May 22 (UPI) -- The University of California has suspended the use of SAT and ACT exams as part of admission requirements until 2024.
The university's Board of Regents voted unanimously Thursday to suspend the standardized test requirement for all California freshman applicants, it announced in a release.
"Today's decision by the board marks a significant change for the university's undergraduate admissions," said University of California President Janet Napolitano.
The removal of the exams, Napolitano said, was done as the school develops its own to better align with what the university expects students to known before they enter post-secondary education.
The university said if a new test does not meet specified criteria by the fall 2025 admission seasons, it will eliminate the standardized test requirement.
"I think this is an incredible step in the right direction toward aligning our admissions policy with the broad-based values of the university," Board of Regents Chair John A. Perez said prior to the vote. "I see our role as fiduciaries and stewards of the public good and this proposal before us is an incredible step in the right direction."
In March, the university temporarily suspended the standardized test requirement for fall 2021 applicants due to the coronavirus pandemic.
The school said the tests will be optional through 2022 and for 2023 and 2024, students will have the option of submitting a test score but it will only be considered for the purpose of course placement, certain scholarships and eligibility for statewide admissions guarantee.

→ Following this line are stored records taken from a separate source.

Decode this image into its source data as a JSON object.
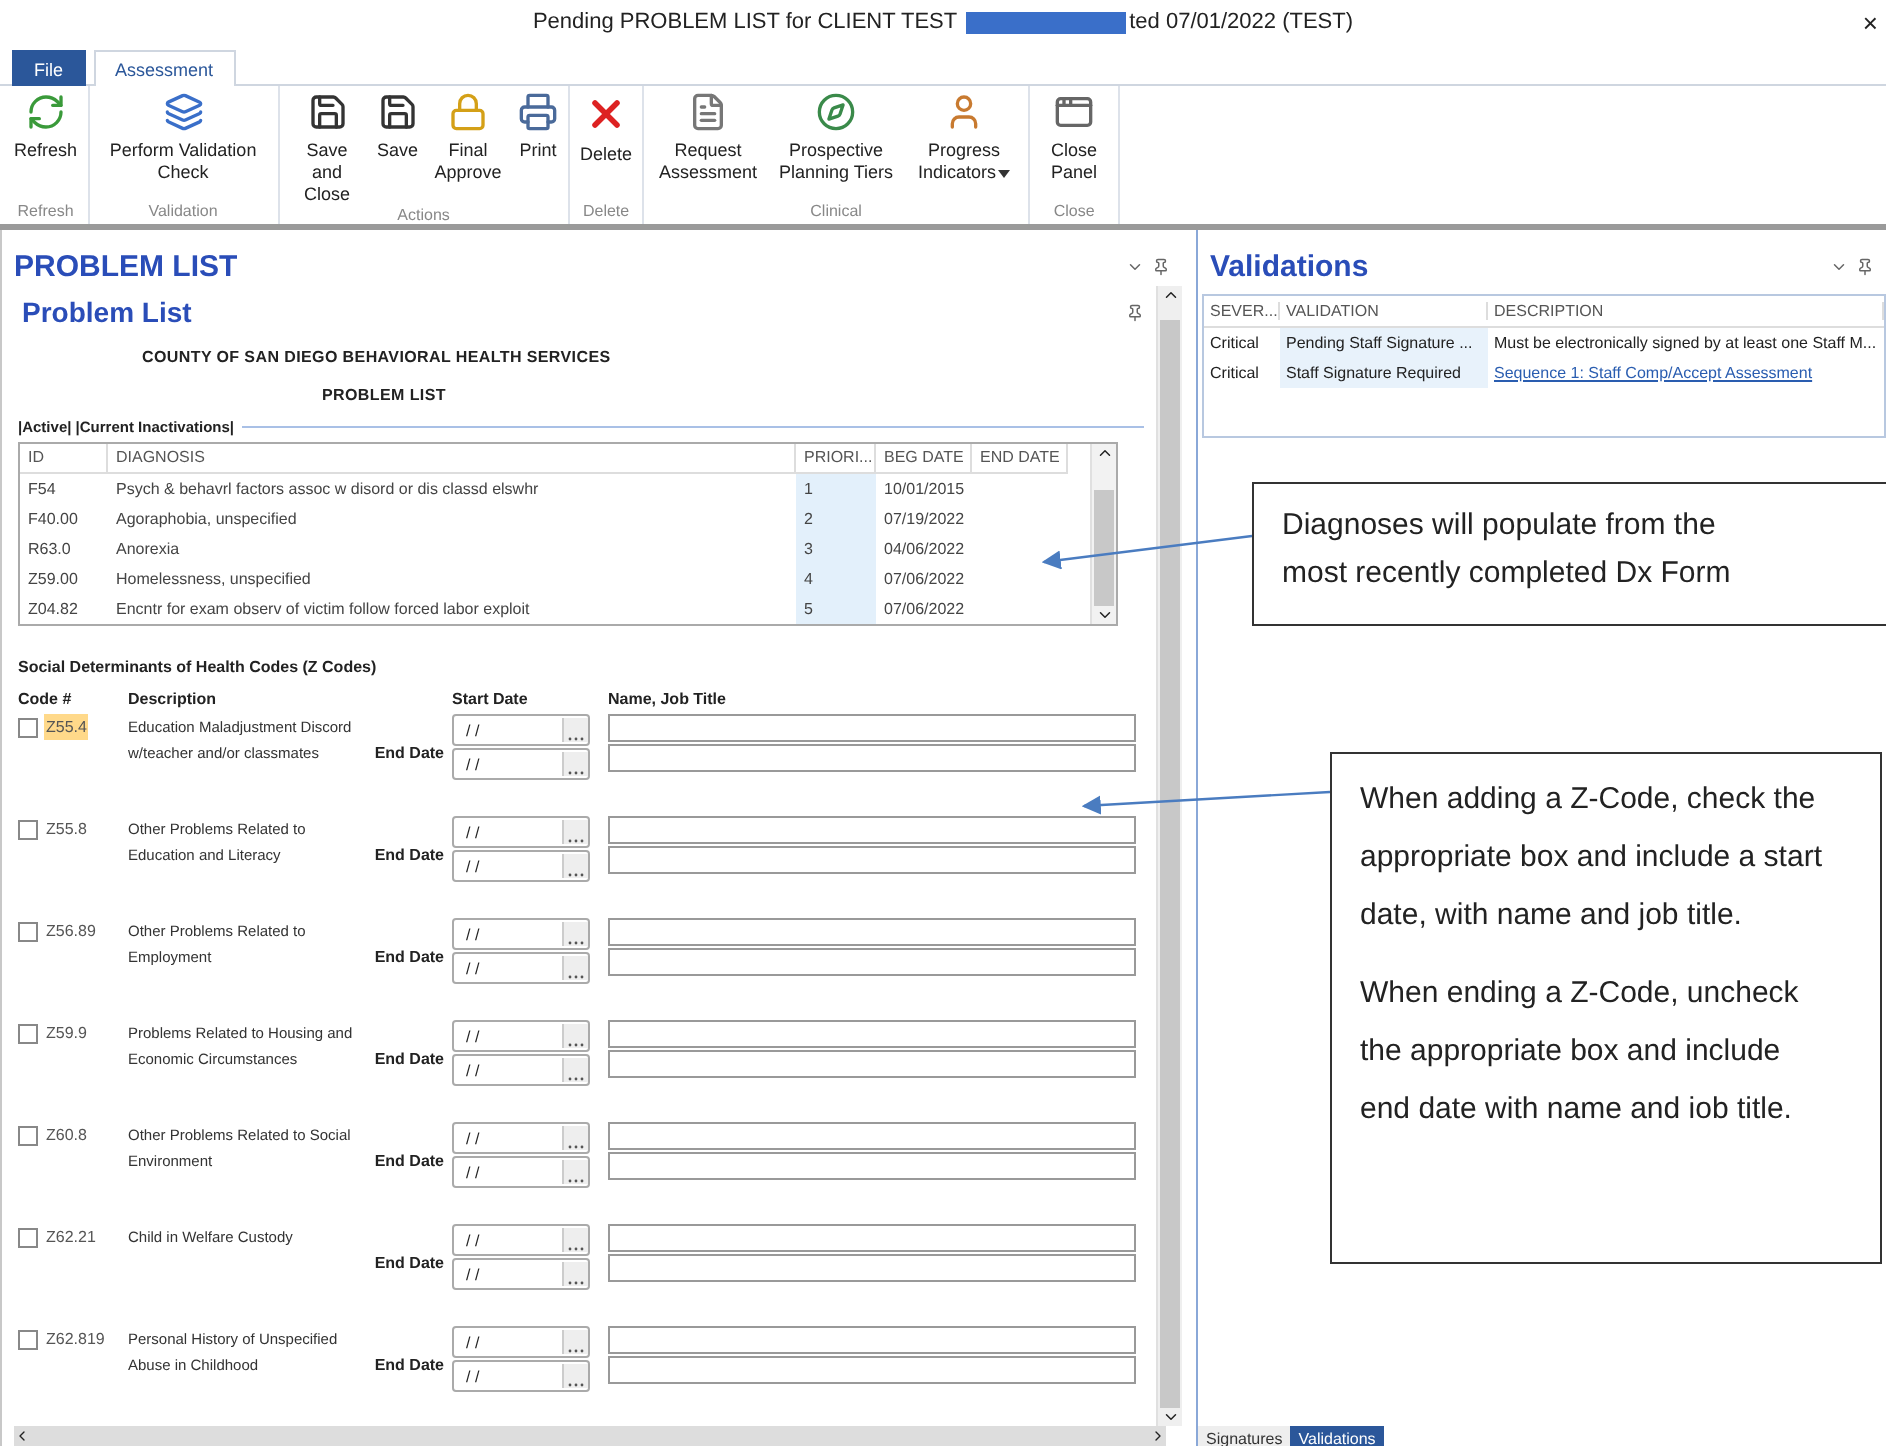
{
  "window": {
    "title_start": "Pending PROBLEM LIST for CLIENT TEST",
    "title_end": "ted 07/01/2022 (TEST)",
    "close": "×"
  },
  "ribbon_tabs": [
    {
      "label": "File",
      "kind": "file",
      "selected": false
    },
    {
      "label": "Assessment",
      "kind": "tab",
      "selected": true
    }
  ],
  "ribbon_groups": [
    {
      "label": "Refresh",
      "buttons": [
        {
          "label": "Refresh",
          "dropdown": false
        }
      ]
    },
    {
      "label": "Validation",
      "buttons": [
        {
          "label": "Perform Validation Check",
          "dropdown": false
        }
      ]
    },
    {
      "label": "Actions",
      "buttons": [
        {
          "label": "Save and Close",
          "dropdown": false
        },
        {
          "label": "Save",
          "dropdown": false
        },
        {
          "label": "Final Approve",
          "dropdown": false
        },
        {
          "label": "Print",
          "dropdown": false
        }
      ]
    },
    {
      "label": "Delete",
      "buttons": [
        {
          "label": "Delete",
          "dropdown": false
        }
      ]
    },
    {
      "label": "Clinical",
      "buttons": [
        {
          "label": "Request Assessment",
          "dropdown": false
        },
        {
          "label": "Prospective Planning Tiers",
          "dropdown": false
        },
        {
          "label": "Progress Indicators",
          "dropdown": true
        }
      ]
    },
    {
      "label": "Close",
      "buttons": [
        {
          "label": "Close Panel",
          "dropdown": false
        }
      ]
    }
  ],
  "problem_panel": {
    "title": "PROBLEM LIST",
    "subtitle": "Problem List",
    "org_heading": "COUNTY OF SAN DIEGO BEHAVIORAL HEALTH SERVICES",
    "form_heading": "PROBLEM LIST",
    "list_tabs": "|Active| |Current Inactivations|",
    "diagnosis_table": {
      "columns": [
        "ID",
        "DIAGNOSIS",
        "PRIORI...",
        "BEG DATE",
        "END DATE"
      ],
      "rows": [
        {
          "id": "F54",
          "diagnosis": "Psych & behavrl factors assoc w disord or dis classd elswhr",
          "priority": "1",
          "beg_date": "10/01/2015"
        },
        {
          "id": "F40.00",
          "diagnosis": "Agoraphobia, unspecified",
          "priority": "2",
          "beg_date": "07/19/2022"
        },
        {
          "id": "R63.0",
          "diagnosis": "Anorexia",
          "priority": "3",
          "beg_date": "04/06/2022"
        },
        {
          "id": "Z59.00",
          "diagnosis": "Homelessness, unspecified",
          "priority": "4",
          "beg_date": "07/06/2022"
        },
        {
          "id": "Z04.82",
          "diagnosis": "Encntr for exam observ of victim follow forced labor exploit",
          "priority": "5",
          "beg_date": "07/06/2022"
        }
      ]
    },
    "zcodes": {
      "title": "Social Determinants of Health Codes (Z Codes)",
      "columns": [
        "Code #",
        "Description",
        "Start Date",
        "Name, Job Title"
      ],
      "rows": [
        {
          "code": "Z55.4",
          "description": "Education Maladjustment Discord w/teacher and/or classmates",
          "checked": false,
          "focused": true,
          "start_date": "/ /",
          "end_label": "End Date",
          "end_date": "/ /"
        },
        {
          "code": "Z55.8",
          "description": "Other Problems Related to Education and Literacy",
          "checked": false,
          "focused": false,
          "start_date": "/ /",
          "end_label": "End Date",
          "end_date": "/ /"
        },
        {
          "code": "Z56.89",
          "description": "Other Problems Related to Employment",
          "checked": false,
          "focused": false,
          "start_date": "/ /",
          "end_label": "End Date",
          "end_date": "/ /"
        },
        {
          "code": "Z59.9",
          "description": "Problems Related to Housing and Economic Circumstances",
          "checked": false,
          "focused": false,
          "start_date": "/ /",
          "end_label": "End Date",
          "end_date": "/ /"
        },
        {
          "code": "Z60.8",
          "description": "Other Problems Related to Social Environment",
          "checked": false,
          "focused": false,
          "start_date": "/ /",
          "end_label": "End Date",
          "end_date": "/ /"
        },
        {
          "code": "Z62.21",
          "description": "Child in Welfare Custody",
          "checked": false,
          "focused": false,
          "start_date": "/ /",
          "end_label": "End Date",
          "end_date": "/ /"
        },
        {
          "code": "Z62.819",
          "description": "Personal History of Unspecified Abuse in Childhood",
          "checked": false,
          "focused": false,
          "start_date": "/ /",
          "end_label": "End Date",
          "end_date": "/ /"
        }
      ]
    }
  },
  "validations_panel": {
    "title": "Validations",
    "columns": [
      "SEVER...",
      "VALIDATION",
      "DESCRIPTION"
    ],
    "rows": [
      {
        "severity": "Critical",
        "validation": "Pending Staff Signature ...",
        "description": "Must be electronically signed by at least one Staff M...",
        "kind": "text"
      },
      {
        "severity": "Critical",
        "validation": "Staff Signature Required",
        "description": "Sequence 1: Staff Comp/Accept Assessment",
        "kind": "link"
      }
    ],
    "bottom_tabs": [
      {
        "label": "Signatures",
        "selected": false
      },
      {
        "label": "Validations",
        "selected": true
      }
    ]
  },
  "callouts": [
    {
      "paragraphs": [
        "Diagnoses will populate from the most recently completed Dx Form"
      ]
    },
    {
      "paragraphs": [
        "When adding a Z-Code, check the appropriate box and include a start date, with name and job title.",
        "When ending a Z-Code, uncheck the appropriate box and include end date with name and iob title."
      ]
    }
  ]
}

Thursday's decision follows a two-year research effort to evaluate the value of standardized tests in admissions that began in July 2018.